→ **EXERCISE DETAILS**: Report how many lines below include "Please", giving the figure alone.

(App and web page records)
►

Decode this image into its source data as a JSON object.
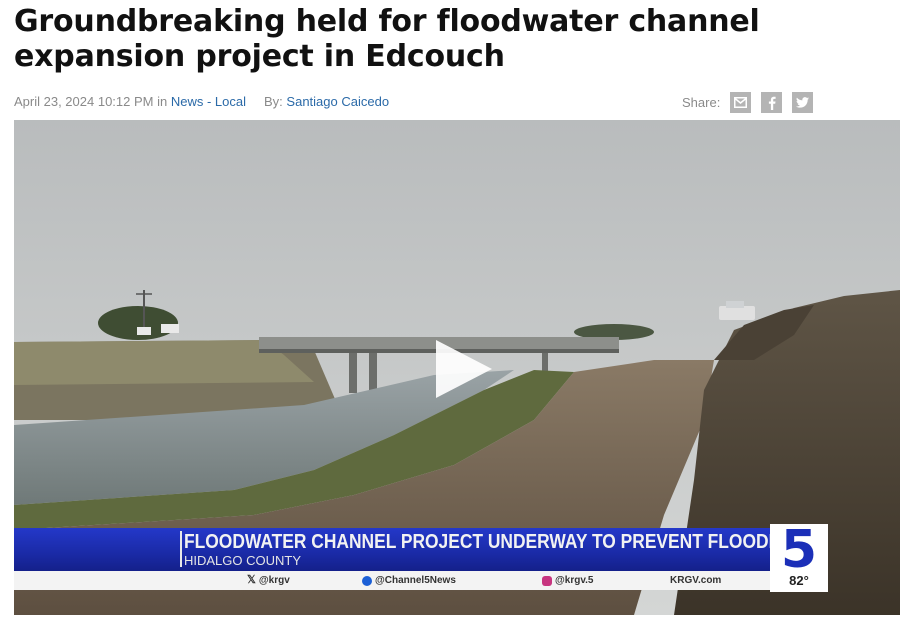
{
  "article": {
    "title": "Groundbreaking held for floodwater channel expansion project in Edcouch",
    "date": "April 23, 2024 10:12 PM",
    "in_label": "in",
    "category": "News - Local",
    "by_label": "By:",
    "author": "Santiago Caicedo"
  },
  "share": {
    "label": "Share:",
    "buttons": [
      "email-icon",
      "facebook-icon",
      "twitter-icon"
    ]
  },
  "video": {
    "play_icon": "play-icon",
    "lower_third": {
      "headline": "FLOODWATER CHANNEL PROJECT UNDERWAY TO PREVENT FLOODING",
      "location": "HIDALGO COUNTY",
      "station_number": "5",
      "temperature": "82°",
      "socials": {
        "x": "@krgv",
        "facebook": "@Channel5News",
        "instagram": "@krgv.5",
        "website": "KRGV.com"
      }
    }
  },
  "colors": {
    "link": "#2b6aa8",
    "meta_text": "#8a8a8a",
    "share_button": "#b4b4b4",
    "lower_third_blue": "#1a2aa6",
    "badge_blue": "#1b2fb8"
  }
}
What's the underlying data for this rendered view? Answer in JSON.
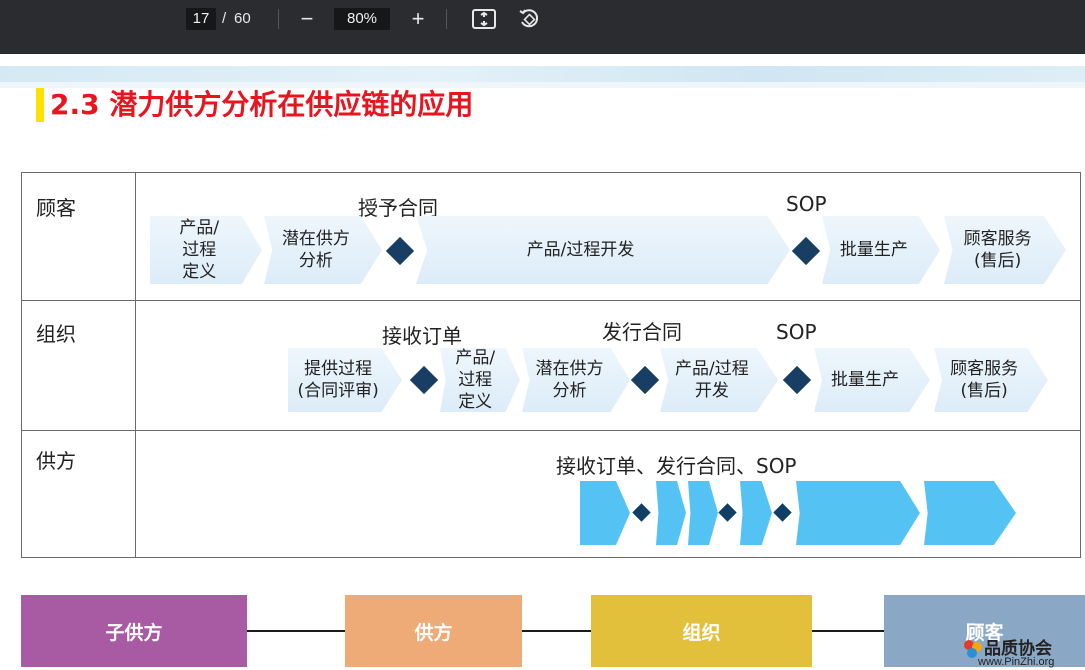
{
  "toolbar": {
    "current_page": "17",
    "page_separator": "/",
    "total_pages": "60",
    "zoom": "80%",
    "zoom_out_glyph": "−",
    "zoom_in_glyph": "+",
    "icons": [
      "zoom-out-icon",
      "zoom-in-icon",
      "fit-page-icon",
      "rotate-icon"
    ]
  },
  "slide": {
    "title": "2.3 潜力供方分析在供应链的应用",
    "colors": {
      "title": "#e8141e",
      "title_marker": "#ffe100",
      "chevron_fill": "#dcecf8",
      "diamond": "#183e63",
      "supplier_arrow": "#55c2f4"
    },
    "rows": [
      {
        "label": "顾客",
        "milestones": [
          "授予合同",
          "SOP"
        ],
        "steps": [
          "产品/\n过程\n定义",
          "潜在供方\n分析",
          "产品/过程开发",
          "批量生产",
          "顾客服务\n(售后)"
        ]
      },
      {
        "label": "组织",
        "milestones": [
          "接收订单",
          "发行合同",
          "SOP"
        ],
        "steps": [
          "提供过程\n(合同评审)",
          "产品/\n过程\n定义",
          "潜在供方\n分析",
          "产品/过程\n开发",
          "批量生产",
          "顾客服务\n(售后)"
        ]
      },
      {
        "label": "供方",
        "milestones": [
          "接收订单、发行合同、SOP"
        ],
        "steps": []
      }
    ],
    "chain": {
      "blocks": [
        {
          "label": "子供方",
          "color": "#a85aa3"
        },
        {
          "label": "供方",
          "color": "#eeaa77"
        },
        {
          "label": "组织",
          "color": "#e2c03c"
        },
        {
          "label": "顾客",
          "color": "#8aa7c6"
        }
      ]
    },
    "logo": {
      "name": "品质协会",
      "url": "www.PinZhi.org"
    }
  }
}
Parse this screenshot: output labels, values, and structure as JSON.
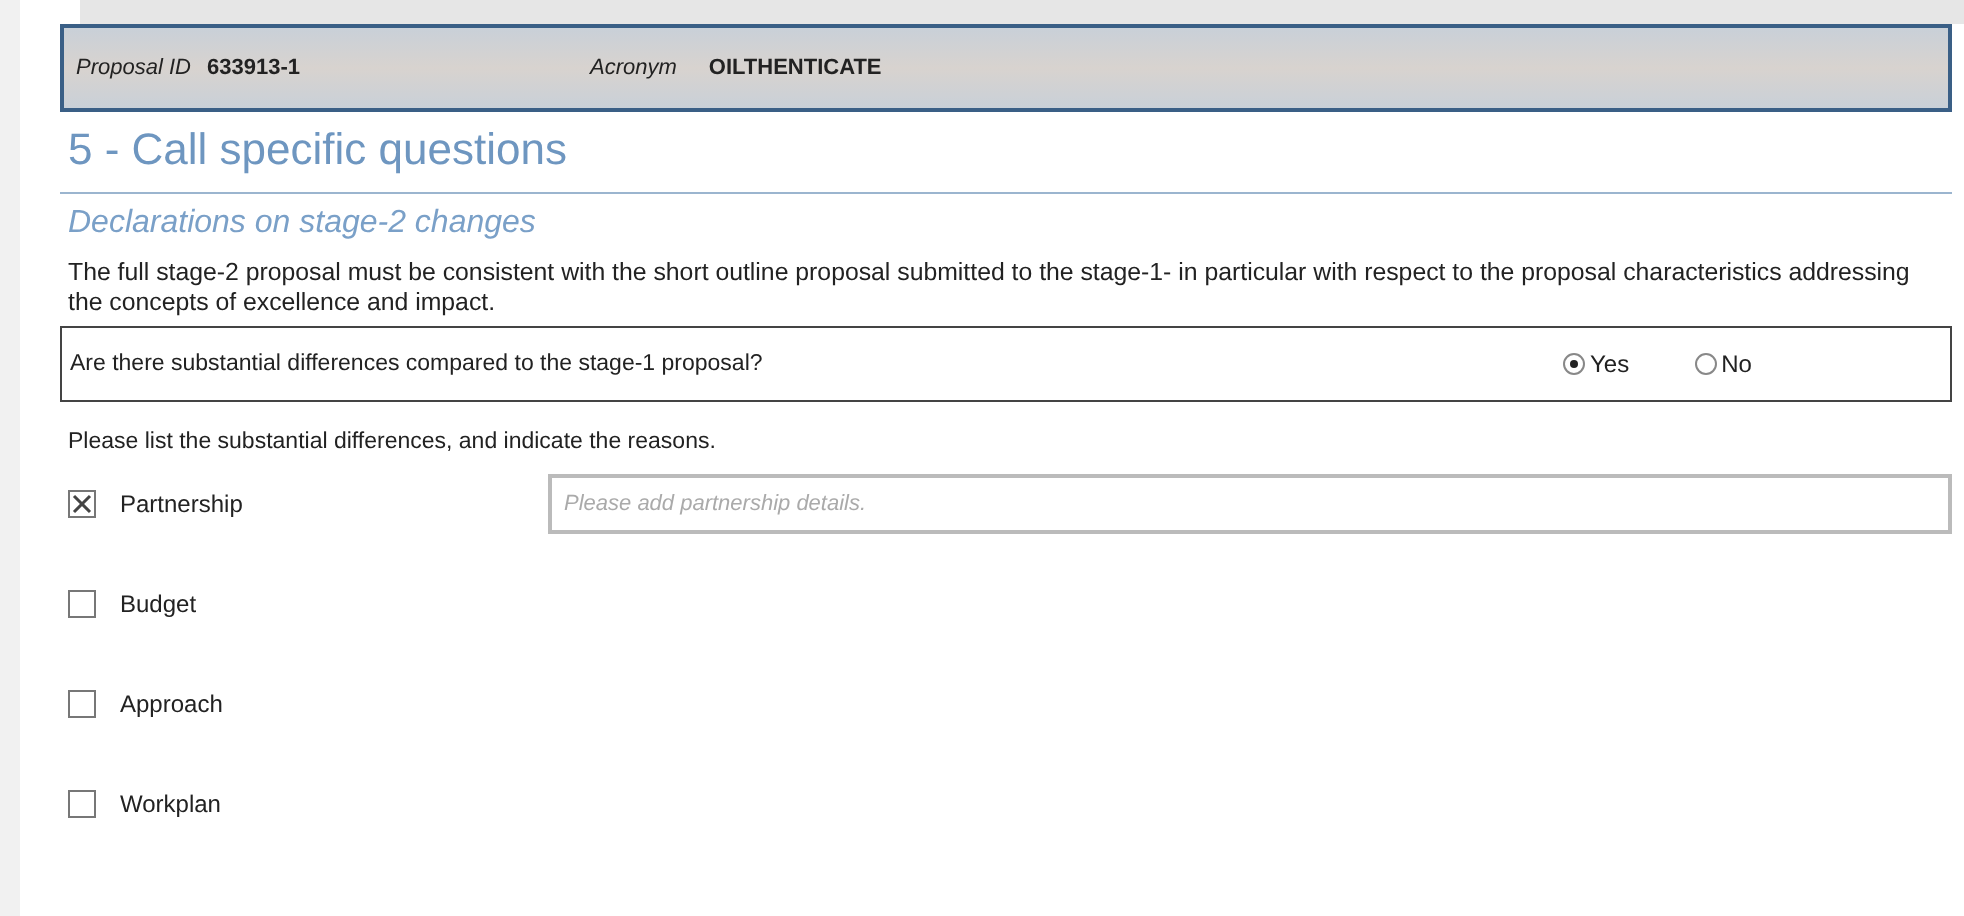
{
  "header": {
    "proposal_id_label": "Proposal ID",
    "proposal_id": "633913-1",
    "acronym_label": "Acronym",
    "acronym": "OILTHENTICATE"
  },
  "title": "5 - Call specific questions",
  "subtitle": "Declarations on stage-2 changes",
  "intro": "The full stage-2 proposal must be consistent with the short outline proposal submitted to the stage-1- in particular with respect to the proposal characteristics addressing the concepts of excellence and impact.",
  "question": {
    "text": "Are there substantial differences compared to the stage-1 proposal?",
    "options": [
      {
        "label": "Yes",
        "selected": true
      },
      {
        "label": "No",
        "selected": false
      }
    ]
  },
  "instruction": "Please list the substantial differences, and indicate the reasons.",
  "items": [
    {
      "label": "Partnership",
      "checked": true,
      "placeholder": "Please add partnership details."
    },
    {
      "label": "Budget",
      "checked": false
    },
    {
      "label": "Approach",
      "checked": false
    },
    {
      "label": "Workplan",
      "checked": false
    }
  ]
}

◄
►

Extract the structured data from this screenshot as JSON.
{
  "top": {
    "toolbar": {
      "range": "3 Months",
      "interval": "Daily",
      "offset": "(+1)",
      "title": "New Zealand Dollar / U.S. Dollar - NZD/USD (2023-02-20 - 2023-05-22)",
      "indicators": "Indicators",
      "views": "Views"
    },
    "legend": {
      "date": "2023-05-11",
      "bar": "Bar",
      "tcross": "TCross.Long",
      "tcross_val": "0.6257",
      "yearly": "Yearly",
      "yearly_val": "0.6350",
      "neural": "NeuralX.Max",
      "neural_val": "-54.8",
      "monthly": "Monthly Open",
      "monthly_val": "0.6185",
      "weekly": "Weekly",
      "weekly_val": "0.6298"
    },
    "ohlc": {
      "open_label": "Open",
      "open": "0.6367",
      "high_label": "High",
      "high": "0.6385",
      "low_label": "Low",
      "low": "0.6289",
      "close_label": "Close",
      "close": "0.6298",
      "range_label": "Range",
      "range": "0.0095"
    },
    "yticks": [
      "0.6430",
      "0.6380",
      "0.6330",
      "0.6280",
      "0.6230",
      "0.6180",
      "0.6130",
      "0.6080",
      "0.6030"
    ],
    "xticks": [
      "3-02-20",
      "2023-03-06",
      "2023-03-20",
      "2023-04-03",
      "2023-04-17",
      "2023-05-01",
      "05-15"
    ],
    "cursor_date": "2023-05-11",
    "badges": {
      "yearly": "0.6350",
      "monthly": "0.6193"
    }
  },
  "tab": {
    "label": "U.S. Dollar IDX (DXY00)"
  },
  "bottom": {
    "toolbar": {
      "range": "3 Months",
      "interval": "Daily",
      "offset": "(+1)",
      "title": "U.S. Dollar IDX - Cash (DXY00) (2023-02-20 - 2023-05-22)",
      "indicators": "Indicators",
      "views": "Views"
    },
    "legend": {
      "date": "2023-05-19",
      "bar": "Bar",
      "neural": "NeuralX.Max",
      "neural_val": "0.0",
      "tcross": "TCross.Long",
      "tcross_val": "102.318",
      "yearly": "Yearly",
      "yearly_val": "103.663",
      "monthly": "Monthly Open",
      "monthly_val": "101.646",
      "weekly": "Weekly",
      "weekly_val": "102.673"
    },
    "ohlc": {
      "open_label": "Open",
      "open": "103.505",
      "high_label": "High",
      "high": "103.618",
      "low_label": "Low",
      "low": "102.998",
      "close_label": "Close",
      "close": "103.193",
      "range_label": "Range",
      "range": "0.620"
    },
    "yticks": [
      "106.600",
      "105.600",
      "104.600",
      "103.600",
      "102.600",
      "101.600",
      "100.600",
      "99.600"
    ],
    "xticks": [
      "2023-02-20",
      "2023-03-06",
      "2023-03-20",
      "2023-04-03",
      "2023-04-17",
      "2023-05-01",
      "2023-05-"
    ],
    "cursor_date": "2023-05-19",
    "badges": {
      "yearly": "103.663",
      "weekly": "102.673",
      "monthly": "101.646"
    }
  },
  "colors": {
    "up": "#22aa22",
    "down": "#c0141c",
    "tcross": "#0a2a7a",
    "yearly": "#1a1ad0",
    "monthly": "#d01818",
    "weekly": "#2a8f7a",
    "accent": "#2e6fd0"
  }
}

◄

→ **EXPECTED ANSWER**: 2